The K9 Unit is used most often to track people, said Doak, who explained that dogs are trained to follow human scent from skin cells that fall off the human body, “a hard thing for a dog to do.”
Not only do they track criminals, but they also search for missing people. As an example, Doak described “a call I will remember until the day I retire” when he helped find an elderly woman who had Alzheimer’s and had wandered on a freezing January night.
The PSD, named Barney, found the woman in a back yard, huddled against the cold; she was freezing but did not suffer serious injuries. Though she was confused, the woman “mentioned the nice young men who brought her home,” according to a thank you note from her daughter.
The dogs also assist in high-risk arrests. Doak presented a newspaper clipping about him and Scout capturing a fleeing man in a school playground. The man had escaped police custody, forcing police to chase him; they called Doak for help. Confronted by the canine unit, the escapee ran into the St. Patrick School yard. Doak shouted at the man to stop, but the man kept running, so Doak released Scout, who tackled the man in the playground. Very shortly after Scout “took a bite out of crime,” the man surrendered.
Sniffing out drugs and weapons are other talents the dogs have trained for. Doak presented a photo of him and one of the dogs searching a pickup truck; the dog, nose in the air, checks the wheel well.

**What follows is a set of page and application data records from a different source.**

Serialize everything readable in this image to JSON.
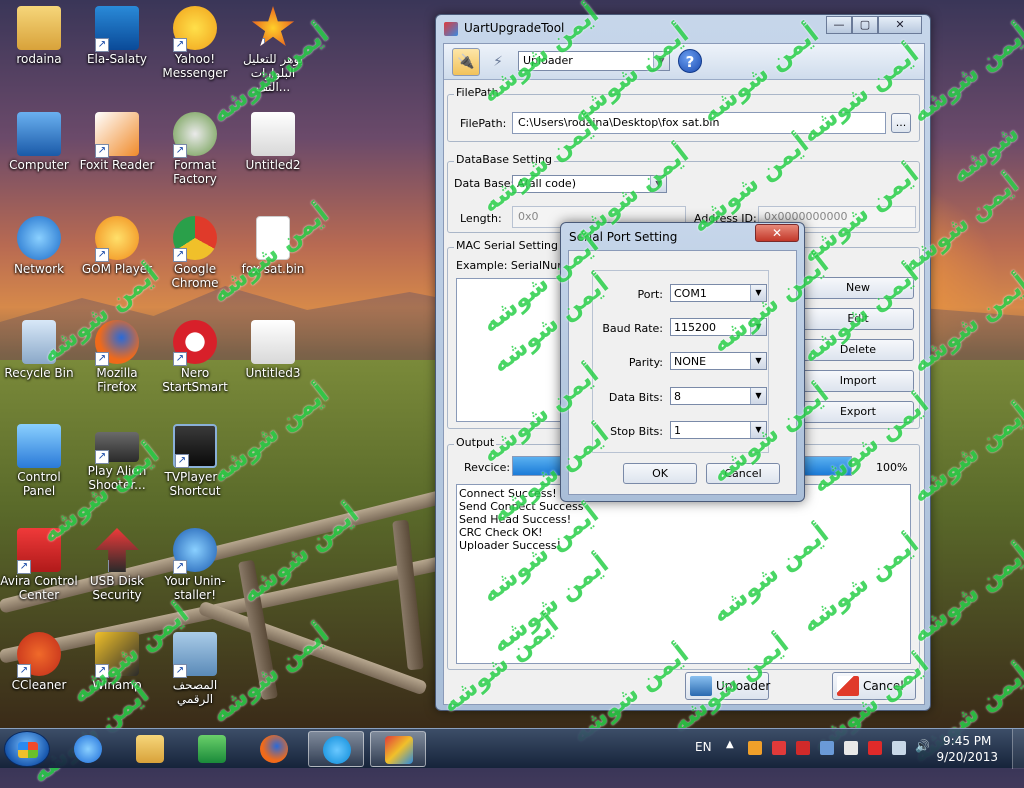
{
  "desktop": {
    "icons": [
      {
        "label": "rodaina"
      },
      {
        "label": "Ela-Salaty"
      },
      {
        "label": "Yahoo! Messenger"
      },
      {
        "label": "بوهر للتعليل البلوارات التف..."
      },
      {
        "label": "Computer"
      },
      {
        "label": "Foxit Reader"
      },
      {
        "label": "Format Factory"
      },
      {
        "label": "Untitled2"
      },
      {
        "label": "Network"
      },
      {
        "label": "GOM Player"
      },
      {
        "label": "Google Chrome"
      },
      {
        "label": "fox sat.bin"
      },
      {
        "label": "Recycle Bin"
      },
      {
        "label": "Mozilla Firefox"
      },
      {
        "label": "Nero StartSmart"
      },
      {
        "label": "Untitled3"
      },
      {
        "label": "Control Panel"
      },
      {
        "label": "Play Alien Shooter..."
      },
      {
        "label": "TVPlayer - Shortcut"
      },
      {
        "label": "Avira Control Center"
      },
      {
        "label": "USB Disk Security"
      },
      {
        "label": "Your Unin-staller!"
      },
      {
        "label": "CCleaner"
      },
      {
        "label": "Winamp"
      },
      {
        "label": "المصحف الرقمي"
      }
    ],
    "watermark": "أيمن شوشه"
  },
  "app": {
    "title": "UartUpgradeTool",
    "window_buttons": {
      "minimize": "—",
      "maximize": "▢",
      "close": "✕"
    },
    "toolbar": {
      "mode_value": "Uploader",
      "help": "?"
    },
    "filepath": {
      "group": "FilePath",
      "label": "FilePath:",
      "value": "C:\\Users\\rodaina\\Desktop\\fox sat.bin",
      "browse": "..."
    },
    "database": {
      "group": "DataBase Setting",
      "db_label": "Data Base:",
      "db_value": "A(all code)",
      "length_label": "Length:",
      "length_value": "0x0",
      "address_label": "Address ID:",
      "address_value": "0x0000000000"
    },
    "mac": {
      "group": "MAC Serial Setting",
      "example": "Example:  SerialNumb",
      "buttons": [
        "New",
        "Edit",
        "Delete",
        "Import",
        "Export"
      ]
    },
    "output": {
      "group": "Output",
      "recvice_label": "Revcice:",
      "progress_percent": 100,
      "progress_text": "100%",
      "log": [
        "Connect Success!",
        "Send Connect Success",
        "Send Head Success!",
        "CRC Check OK!",
        "Uploader Success!"
      ]
    },
    "footer": {
      "uploader": "Uploader",
      "cancel": "Cancel"
    }
  },
  "dialog": {
    "title": "Serial Port Setting",
    "close": "✕",
    "fields": [
      {
        "label": "Port:",
        "value": "COM1"
      },
      {
        "label": "Baud Rate:",
        "value": "115200"
      },
      {
        "label": "Parity:",
        "value": "NONE"
      },
      {
        "label": "Data Bits:",
        "value": "8"
      },
      {
        "label": "Stop Bits:",
        "value": "1"
      }
    ],
    "ok": "OK",
    "cancel": "Cancel"
  },
  "taskbar": {
    "language": "EN",
    "time": "9:45 PM",
    "date": "9/20/2013"
  }
}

One of the most enjoyable things the K9 Unit does is public demonstrations, the experienced handler expressed. Thousands of people will attend to watch the furry ambassadors show off their skills, and nothing gets a bigger roar from the crowd than when someone wearing a big protective suit gets tackled. “Sniffing out drugs? Yeah, that’s fine — but when someone gets bit? That’s the highlight,” said Doak, laughing and wondering aloud, “I’m not sure what that says about human nature.”

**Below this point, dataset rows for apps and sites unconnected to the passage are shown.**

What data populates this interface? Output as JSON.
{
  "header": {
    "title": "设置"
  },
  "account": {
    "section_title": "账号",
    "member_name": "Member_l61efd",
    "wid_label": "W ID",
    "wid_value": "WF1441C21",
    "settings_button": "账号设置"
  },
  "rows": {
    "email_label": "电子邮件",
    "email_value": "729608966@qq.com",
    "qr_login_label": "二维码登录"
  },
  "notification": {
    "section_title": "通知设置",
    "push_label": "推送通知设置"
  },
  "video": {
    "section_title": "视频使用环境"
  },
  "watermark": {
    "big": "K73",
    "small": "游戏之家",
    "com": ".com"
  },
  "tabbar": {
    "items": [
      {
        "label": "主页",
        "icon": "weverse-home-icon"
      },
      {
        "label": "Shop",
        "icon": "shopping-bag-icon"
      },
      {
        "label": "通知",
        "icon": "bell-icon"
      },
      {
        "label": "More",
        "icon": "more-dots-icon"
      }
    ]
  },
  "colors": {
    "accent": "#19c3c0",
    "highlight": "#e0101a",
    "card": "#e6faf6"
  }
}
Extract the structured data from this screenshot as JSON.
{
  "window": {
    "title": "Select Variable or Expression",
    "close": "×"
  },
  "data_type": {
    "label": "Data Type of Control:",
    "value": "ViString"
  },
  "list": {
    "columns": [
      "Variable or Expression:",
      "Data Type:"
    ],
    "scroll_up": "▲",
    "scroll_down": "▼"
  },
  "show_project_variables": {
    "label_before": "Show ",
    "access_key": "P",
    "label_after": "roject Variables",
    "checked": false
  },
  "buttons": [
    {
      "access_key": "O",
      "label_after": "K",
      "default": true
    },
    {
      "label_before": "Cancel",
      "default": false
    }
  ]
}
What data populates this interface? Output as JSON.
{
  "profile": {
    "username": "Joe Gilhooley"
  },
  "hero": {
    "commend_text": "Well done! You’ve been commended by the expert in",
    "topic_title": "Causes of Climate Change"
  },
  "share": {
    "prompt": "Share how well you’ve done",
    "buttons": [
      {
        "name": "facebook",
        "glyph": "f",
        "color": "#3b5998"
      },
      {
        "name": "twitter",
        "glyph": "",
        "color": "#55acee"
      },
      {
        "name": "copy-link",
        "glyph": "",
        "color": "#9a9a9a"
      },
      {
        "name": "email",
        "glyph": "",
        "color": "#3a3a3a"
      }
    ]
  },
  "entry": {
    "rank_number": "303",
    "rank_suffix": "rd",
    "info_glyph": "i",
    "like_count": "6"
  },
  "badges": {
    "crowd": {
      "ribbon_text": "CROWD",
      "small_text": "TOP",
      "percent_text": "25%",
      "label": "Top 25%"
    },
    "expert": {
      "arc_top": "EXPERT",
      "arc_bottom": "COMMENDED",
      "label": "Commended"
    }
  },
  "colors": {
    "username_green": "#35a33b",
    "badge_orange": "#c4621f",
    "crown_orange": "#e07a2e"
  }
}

“I can honestly say in policing there is probably no greater [public relations] than having the dogs,” Doak noted, saying the teams often visit schools as well.
Doak described the volume of calls the K9 unit gets as typically 75 to 100 per year, assisting the Patrol Division, the ERU, and the Drug Enforcement Unit. Approximately half of the calls for service are searching for wanted persons or missing and despondent individuals. The unit has also assisted the OPP, Belleville Police, and the Canadian Border Services Agency.

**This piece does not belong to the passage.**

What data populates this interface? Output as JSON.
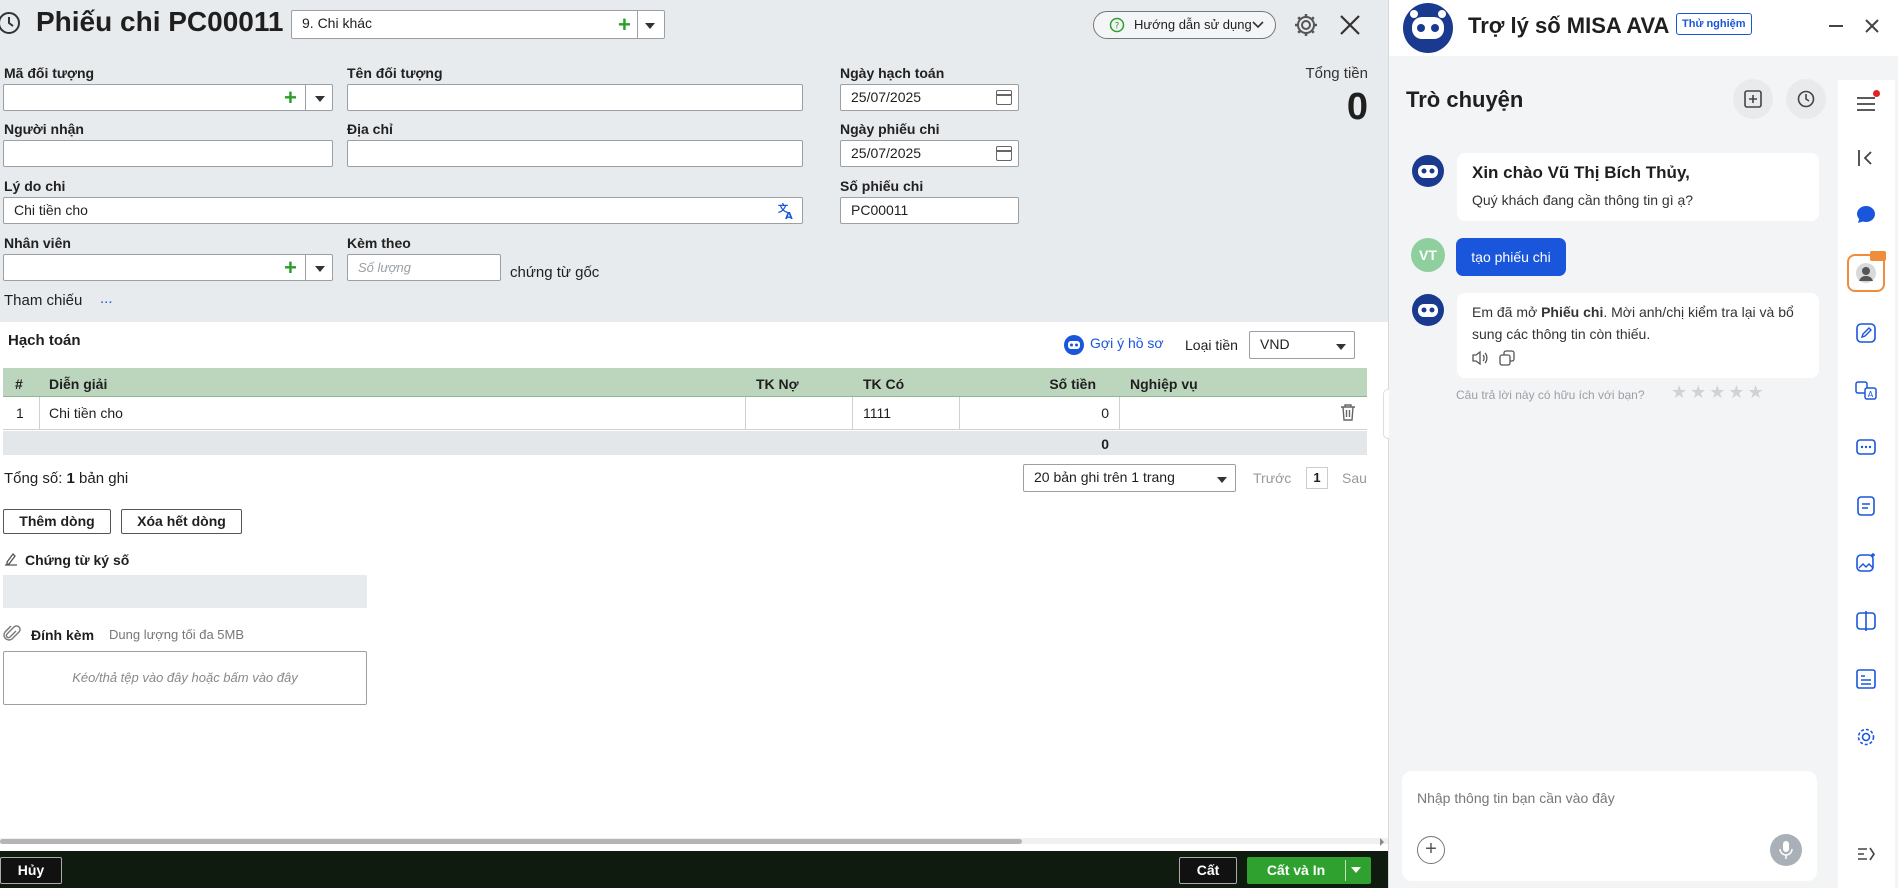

The two K9 units are on-call 24 hours a day, seven days a week, with officers keeping a take-home vehicle and kennel at their homes. Officers work a normal shift schedule assigned to an ERU team and assist patrol with regular calls for service when not conducting K9 calls. “Success really depends on a team approach: good dog and handler, supervisors, patrol officer’s actions at the scene, buy-in from senior administration, and community to support the unit,” said Doak.
The deep commitment the team has to the job was especially evident when Doak pointed out, “Jeff takes a dog home. I take a dog home. So they’re part of our family. We spend more time with the dogs than our families, for sure.”
You can meet Doak, Dickson, and Dak this weekend when they put on a demonstration at the Kingston Police’s Community Fun Fair between 11 a.m. and 2 p.m. Saturday, Jul. 22, 2023, at Kingston Police Headquarters, 705 Division Street in Kingston.